BEGIN Records shown
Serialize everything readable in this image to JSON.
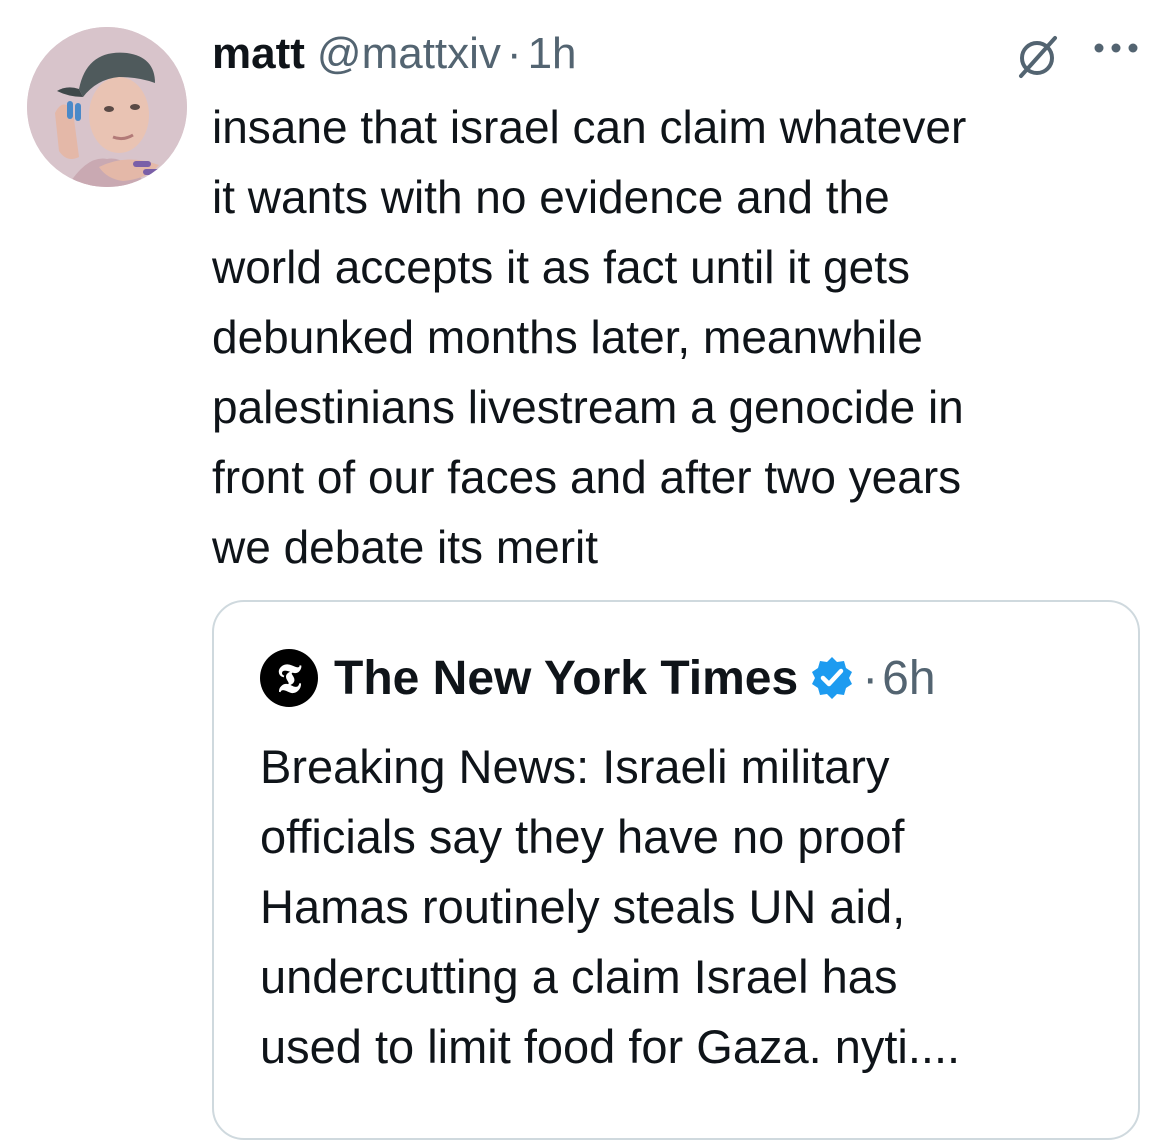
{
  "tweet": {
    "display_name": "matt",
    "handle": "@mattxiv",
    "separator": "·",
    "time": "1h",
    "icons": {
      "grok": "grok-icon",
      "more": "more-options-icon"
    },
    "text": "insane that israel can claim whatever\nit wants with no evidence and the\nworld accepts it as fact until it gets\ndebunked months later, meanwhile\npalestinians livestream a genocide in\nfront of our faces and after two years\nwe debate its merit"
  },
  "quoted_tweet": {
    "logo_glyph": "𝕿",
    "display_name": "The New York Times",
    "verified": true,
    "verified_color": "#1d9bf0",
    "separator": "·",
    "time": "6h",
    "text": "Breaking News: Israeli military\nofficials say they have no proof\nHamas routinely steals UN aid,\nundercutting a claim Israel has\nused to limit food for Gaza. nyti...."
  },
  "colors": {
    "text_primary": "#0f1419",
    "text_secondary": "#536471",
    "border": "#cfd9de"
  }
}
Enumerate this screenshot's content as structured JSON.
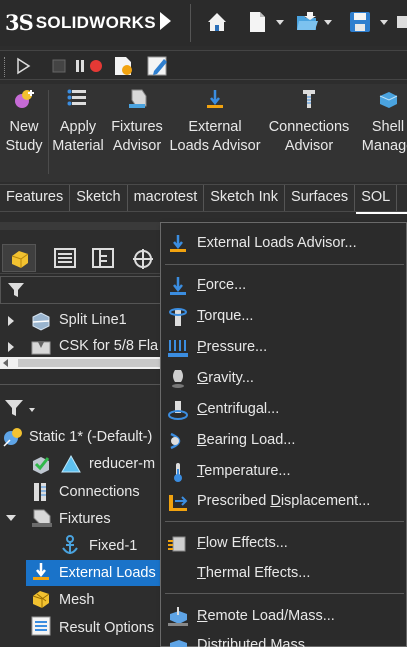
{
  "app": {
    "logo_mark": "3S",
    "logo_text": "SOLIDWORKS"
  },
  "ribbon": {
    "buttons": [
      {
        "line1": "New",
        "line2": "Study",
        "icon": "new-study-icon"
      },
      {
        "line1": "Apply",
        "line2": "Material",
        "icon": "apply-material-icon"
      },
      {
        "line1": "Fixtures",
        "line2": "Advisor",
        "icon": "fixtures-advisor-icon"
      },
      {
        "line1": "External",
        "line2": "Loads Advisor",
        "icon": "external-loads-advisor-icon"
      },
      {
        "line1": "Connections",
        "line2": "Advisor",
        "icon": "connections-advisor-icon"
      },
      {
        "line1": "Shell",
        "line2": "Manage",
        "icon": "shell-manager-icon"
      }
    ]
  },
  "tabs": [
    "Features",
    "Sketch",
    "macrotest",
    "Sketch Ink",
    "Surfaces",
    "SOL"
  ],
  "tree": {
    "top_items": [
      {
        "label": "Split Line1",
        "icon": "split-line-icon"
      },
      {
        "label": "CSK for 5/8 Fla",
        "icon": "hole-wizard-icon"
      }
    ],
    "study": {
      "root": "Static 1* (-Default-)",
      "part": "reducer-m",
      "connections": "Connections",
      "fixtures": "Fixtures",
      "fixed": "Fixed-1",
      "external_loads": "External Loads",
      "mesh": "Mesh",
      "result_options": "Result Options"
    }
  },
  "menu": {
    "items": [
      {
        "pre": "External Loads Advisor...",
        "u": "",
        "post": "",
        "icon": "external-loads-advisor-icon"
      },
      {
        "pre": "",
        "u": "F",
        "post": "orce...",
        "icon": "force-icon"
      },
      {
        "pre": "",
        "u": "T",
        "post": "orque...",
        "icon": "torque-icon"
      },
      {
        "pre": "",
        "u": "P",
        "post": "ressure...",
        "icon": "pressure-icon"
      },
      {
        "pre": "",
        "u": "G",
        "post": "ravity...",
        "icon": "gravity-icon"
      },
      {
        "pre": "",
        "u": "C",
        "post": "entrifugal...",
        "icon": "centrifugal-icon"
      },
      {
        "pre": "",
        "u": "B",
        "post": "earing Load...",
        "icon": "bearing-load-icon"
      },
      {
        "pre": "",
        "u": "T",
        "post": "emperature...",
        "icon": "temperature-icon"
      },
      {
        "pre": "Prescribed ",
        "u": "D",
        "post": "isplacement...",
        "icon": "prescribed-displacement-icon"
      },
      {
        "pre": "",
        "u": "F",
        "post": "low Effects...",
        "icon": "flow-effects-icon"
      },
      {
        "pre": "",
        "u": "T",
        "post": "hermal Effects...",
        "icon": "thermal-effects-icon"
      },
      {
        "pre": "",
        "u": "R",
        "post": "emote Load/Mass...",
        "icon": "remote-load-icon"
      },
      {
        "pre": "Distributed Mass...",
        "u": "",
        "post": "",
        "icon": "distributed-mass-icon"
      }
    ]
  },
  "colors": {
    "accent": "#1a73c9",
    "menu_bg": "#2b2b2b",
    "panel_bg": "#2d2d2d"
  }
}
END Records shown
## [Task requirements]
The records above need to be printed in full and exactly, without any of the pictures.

## [Output of the task]
Serialize everything readable in this image to JSON.
{
  "tweet": {
    "display_name": "matt",
    "handle": "@mattxiv",
    "separator": "·",
    "time": "1h",
    "icons": {
      "grok": "grok-icon",
      "more": "more-options-icon"
    },
    "text": "insane that israel can claim whatever\nit wants with no evidence and the\nworld accepts it as fact until it gets\ndebunked months later, meanwhile\npalestinians livestream a genocide in\nfront of our faces and after two years\nwe debate its merit"
  },
  "quoted_tweet": {
    "logo_glyph": "𝕿",
    "display_name": "The New York Times",
    "verified": true,
    "verified_color": "#1d9bf0",
    "separator": "·",
    "time": "6h",
    "text": "Breaking News: Israeli military\nofficials say they have no proof\nHamas routinely steals UN aid,\nundercutting a claim Israel has\nused to limit food for Gaza. nyti...."
  },
  "colors": {
    "text_primary": "#0f1419",
    "text_secondary": "#536471",
    "border": "#cfd9de"
  }
}
Enumerate this screenshot's content as structured JSON.
{
  "app": {
    "logo_mark": "3S",
    "logo_text": "SOLIDWORKS"
  },
  "ribbon": {
    "buttons": [
      {
        "line1": "New",
        "line2": "Study",
        "icon": "new-study-icon"
      },
      {
        "line1": "Apply",
        "line2": "Material",
        "icon": "apply-material-icon"
      },
      {
        "line1": "Fixtures",
        "line2": "Advisor",
        "icon": "fixtures-advisor-icon"
      },
      {
        "line1": "External",
        "line2": "Loads Advisor",
        "icon": "external-loads-advisor-icon"
      },
      {
        "line1": "Connections",
        "line2": "Advisor",
        "icon": "connections-advisor-icon"
      },
      {
        "line1": "Shell",
        "line2": "Manage",
        "icon": "shell-manager-icon"
      }
    ]
  },
  "tabs": [
    "Features",
    "Sketch",
    "macrotest",
    "Sketch Ink",
    "Surfaces",
    "SOL"
  ],
  "tree": {
    "top_items": [
      {
        "label": "Split Line1",
        "icon": "split-line-icon"
      },
      {
        "label": "CSK for 5/8 Fla",
        "icon": "hole-wizard-icon"
      }
    ],
    "study": {
      "root": "Static 1* (-Default-)",
      "part": "reducer-m",
      "connections": "Connections",
      "fixtures": "Fixtures",
      "fixed": "Fixed-1",
      "external_loads": "External Loads",
      "mesh": "Mesh",
      "result_options": "Result Options"
    }
  },
  "menu": {
    "items": [
      {
        "pre": "External Loads Advisor...",
        "u": "",
        "post": "",
        "icon": "external-loads-advisor-icon"
      },
      {
        "pre": "",
        "u": "F",
        "post": "orce...",
        "icon": "force-icon"
      },
      {
        "pre": "",
        "u": "T",
        "post": "orque...",
        "icon": "torque-icon"
      },
      {
        "pre": "",
        "u": "P",
        "post": "ressure...",
        "icon": "pressure-icon"
      },
      {
        "pre": "",
        "u": "G",
        "post": "ravity...",
        "icon": "gravity-icon"
      },
      {
        "pre": "",
        "u": "C",
        "post": "entrifugal...",
        "icon": "centrifugal-icon"
      },
      {
        "pre": "",
        "u": "B",
        "post": "earing Load...",
        "icon": "bearing-load-icon"
      },
      {
        "pre": "",
        "u": "T",
        "post": "emperature...",
        "icon": "temperature-icon"
      },
      {
        "pre": "Prescribed ",
        "u": "D",
        "post": "isplacement...",
        "icon": "prescribed-displacement-icon"
      },
      {
        "pre": "",
        "u": "F",
        "post": "low Effects...",
        "icon": "flow-effects-icon"
      },
      {
        "pre": "",
        "u": "T",
        "post": "hermal Effects...",
        "icon": "thermal-effects-icon"
      },
      {
        "pre": "",
        "u": "R",
        "post": "emote Load/Mass...",
        "icon": "remote-load-icon"
      },
      {
        "pre": "Distributed Mass...",
        "u": "",
        "post": "",
        "icon": "distributed-mass-icon"
      }
    ]
  },
  "colors": {
    "accent": "#1a73c9",
    "menu_bg": "#2b2b2b",
    "panel_bg": "#2d2d2d"
  }
}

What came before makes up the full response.